Action item: Please retype every entry as written, and keep the pictures out.

(Entries taken from a collection)
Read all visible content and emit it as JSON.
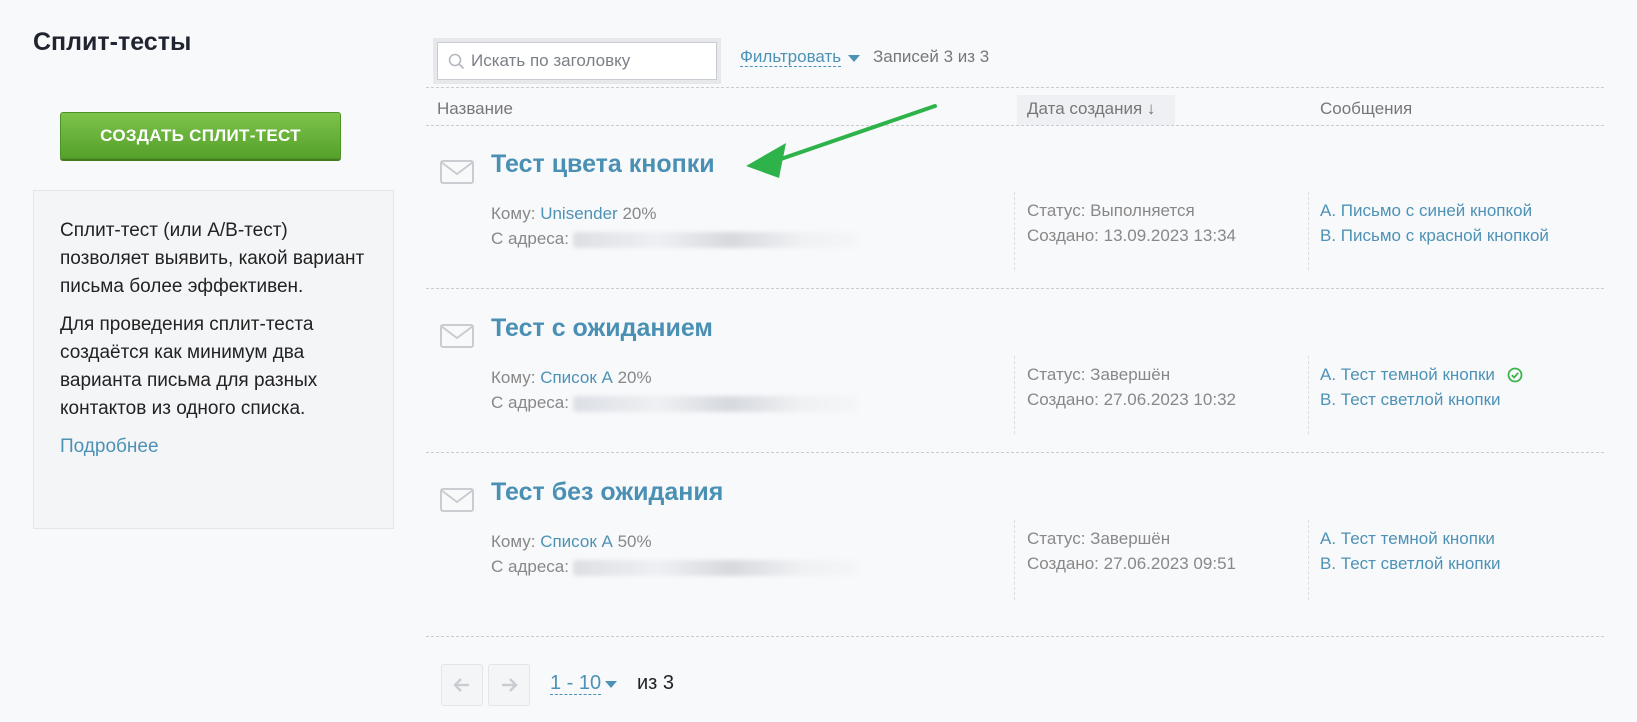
{
  "page": {
    "title": "Сплит-тесты",
    "create_button": "СОЗДАТЬ СПЛИТ-ТЕСТ"
  },
  "info": {
    "paragraph1": "Сплит-тест (или A/B-тест) позволяет выявить, какой вариант письма более эффективен.",
    "paragraph2": "Для проведения сплит-теста создаётся как минимум два варианта письма для разных контактов из одного списка.",
    "more_link": "Подробнее"
  },
  "toolbar": {
    "search_placeholder": "Искать по заголовку",
    "filter_label": "Фильтровать",
    "records_text": "Записей 3 из 3"
  },
  "columns": {
    "name": "Название",
    "date": "Дата создания ↓",
    "messages": "Сообщения"
  },
  "labels": {
    "to": "Кому:",
    "from": "С адреса:"
  },
  "rows": [
    {
      "title": "Тест цвета кнопки",
      "list": "Unisender",
      "percent": "20%",
      "status": "Статус: Выполняется",
      "created": "Создано: 13.09.2023 13:34",
      "msg_a": "A. Письмо с синей кнопкой",
      "msg_b": "B. Письмо с красной кнопкой"
    },
    {
      "title": "Тест с ожиданием",
      "list": "Список А",
      "percent": "20%",
      "status": "Статус: Завершён",
      "created": "Создано: 27.06.2023 10:32",
      "msg_a": "A. Тест темной кнопки",
      "msg_b": "B. Тест светлой кнопки"
    },
    {
      "title": "Тест без ожидания",
      "list": "Список А",
      "percent": "50%",
      "status": "Статус: Завершён",
      "created": "Создано: 27.06.2023 09:51",
      "msg_a": "A. Тест темной кнопки",
      "msg_b": "B. Тест светлой кнопки"
    }
  ],
  "pagination": {
    "range": "1 - 10",
    "total": "из 3"
  },
  "colors": {
    "accent": "#4d92b6",
    "button_green": "#5eaa31",
    "annotation_arrow": "#2db34a"
  }
}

Exercise solution:
Read all visible content and emit it as JSON.
{
  "page": {
    "title": "Сплит-тесты",
    "create_button": "СОЗДАТЬ СПЛИТ-ТЕСТ"
  },
  "info": {
    "paragraph1": "Сплит-тест (или A/B-тест) позволяет выявить, какой вариант письма более эффективен.",
    "paragraph2": "Для проведения сплит-теста создаётся как минимум два варианта письма для разных контактов из одного списка.",
    "more_link": "Подробнее"
  },
  "toolbar": {
    "search_placeholder": "Искать по заголовку",
    "filter_label": "Фильтровать",
    "records_text": "Записей 3 из 3"
  },
  "columns": {
    "name": "Название",
    "date": "Дата создания ↓",
    "messages": "Сообщения"
  },
  "labels": {
    "to": "Кому:",
    "from": "С адреса:"
  },
  "rows": [
    {
      "title": "Тест цвета кнопки",
      "list": "Unisender",
      "percent": "20%",
      "status": "Статус: Выполняется",
      "created": "Создано: 13.09.2023 13:34",
      "msg_a": "A. Письмо с синей кнопкой",
      "msg_b": "B. Письмо с красной кнопкой"
    },
    {
      "title": "Тест с ожиданием",
      "list": "Список А",
      "percent": "20%",
      "status": "Статус: Завершён",
      "created": "Создано: 27.06.2023 10:32",
      "msg_a": "A. Тест темной кнопки",
      "msg_b": "B. Тест светлой кнопки"
    },
    {
      "title": "Тест без ожидания",
      "list": "Список А",
      "percent": "50%",
      "status": "Статус: Завершён",
      "created": "Создано: 27.06.2023 09:51",
      "msg_a": "A. Тест темной кнопки",
      "msg_b": "B. Тест светлой кнопки"
    }
  ],
  "pagination": {
    "range": "1 - 10",
    "total": "из 3"
  },
  "colors": {
    "accent": "#4d92b6",
    "button_green": "#5eaa31",
    "annotation_arrow": "#2db34a"
  }
}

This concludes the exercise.